▸ TASK ITEM: I would like every record reproduced exactly, with the pictures left out.

#### PROVIDED MATERIAL

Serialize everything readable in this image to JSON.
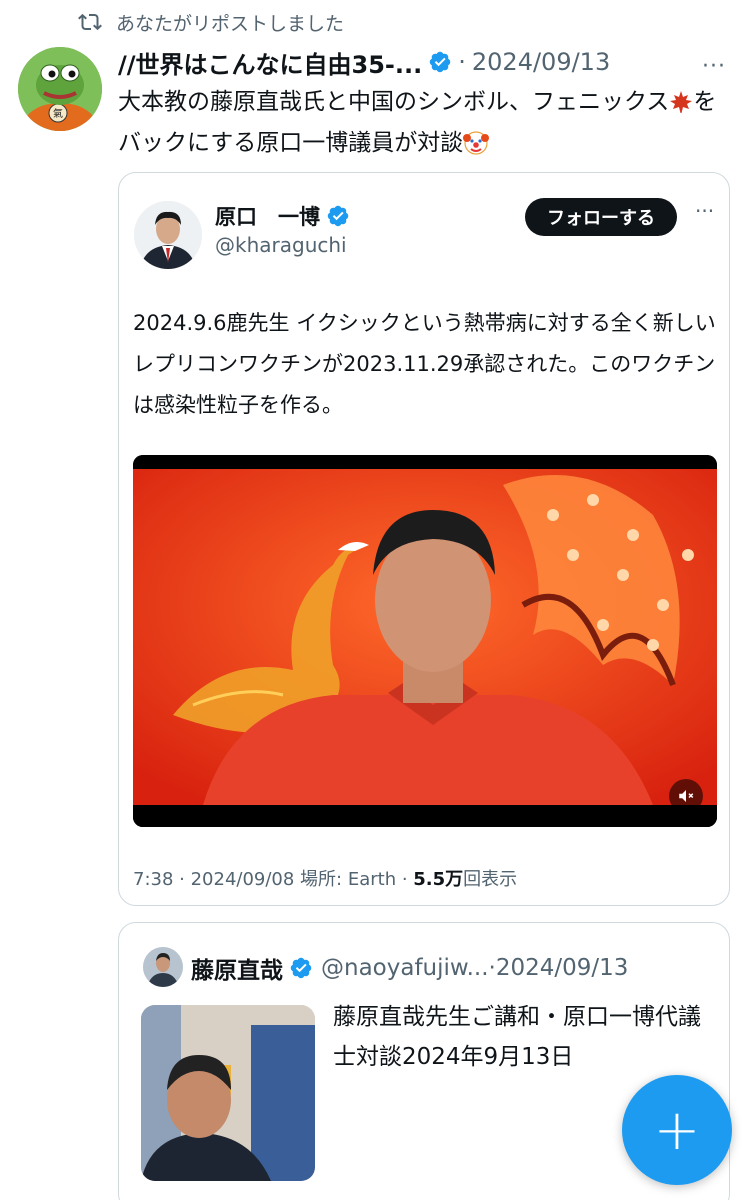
{
  "repost": {
    "label": "あなたがリポストしました"
  },
  "tweet": {
    "author": "//世界はこんなに自由35-...",
    "dot": "·",
    "date": "2024/09/13",
    "more": "···",
    "text_a": "大本教の藤原直哉氏と中国のシンボル、フェニックス",
    "text_b": "をバックにする原口一博議員が対談",
    "emoji_leaf": "🍁",
    "emoji_clown": "🤡"
  },
  "quoted": {
    "name": "原口　一博",
    "handle": "@kharaguchi",
    "follow_label": "フォローする",
    "more": "···",
    "body": "2024.9.6鹿先生 イクシックという熱帯病に対する全く新しいレプリコンワクチンが2023.11.29承認された。このワクチンは感染性粒子を作る。",
    "meta_time": "7:38 · 2024/09/08 場所: Earth · ",
    "meta_views_num": "5.5万",
    "meta_views_label": "回表示"
  },
  "quoted2": {
    "name": "藤原直哉",
    "handle": "@naoyafujiw...",
    "dot": "·",
    "date": "2024/09/13",
    "text": "藤原直哉先生ご講和・原口一博代議士対談2024年9月13日"
  },
  "fab": {
    "label": "+"
  },
  "colors": {
    "accent": "#1d9bf0",
    "text": "#0f1419",
    "muted": "#536471",
    "border": "#cfd9de"
  },
  "icons": [
    "repost-icon",
    "verified-badge-icon",
    "more-icon",
    "mute-icon",
    "compose-icon"
  ]
}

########

▸ RESPONSE TO THE TASK:
Serialize everything readable in this image to JSON.
{
  "repost": {
    "label": "あなたがリポストしました"
  },
  "tweet": {
    "author": "//世界はこんなに自由35-...",
    "dot": "·",
    "date": "2024/09/13",
    "more": "···",
    "text_a": "大本教の藤原直哉氏と中国のシンボル、フェニックス",
    "text_b": "をバックにする原口一博議員が対談",
    "emoji_leaf": "🍁",
    "emoji_clown": "🤡"
  },
  "quoted": {
    "name": "原口　一博",
    "handle": "@kharaguchi",
    "follow_label": "フォローする",
    "more": "···",
    "body": "2024.9.6鹿先生 イクシックという熱帯病に対する全く新しいレプリコンワクチンが2023.11.29承認された。このワクチンは感染性粒子を作る。",
    "meta_time": "7:38 · 2024/09/08 場所: Earth · ",
    "meta_views_num": "5.5万",
    "meta_views_label": "回表示"
  },
  "quoted2": {
    "name": "藤原直哉",
    "handle": "@naoyafujiw...",
    "dot": "·",
    "date": "2024/09/13",
    "text": "藤原直哉先生ご講和・原口一博代議士対談2024年9月13日"
  },
  "fab": {
    "label": "+"
  },
  "colors": {
    "accent": "#1d9bf0",
    "text": "#0f1419",
    "muted": "#536471",
    "border": "#cfd9de"
  },
  "icons": [
    "repost-icon",
    "verified-badge-icon",
    "more-icon",
    "mute-icon",
    "compose-icon"
  ]
}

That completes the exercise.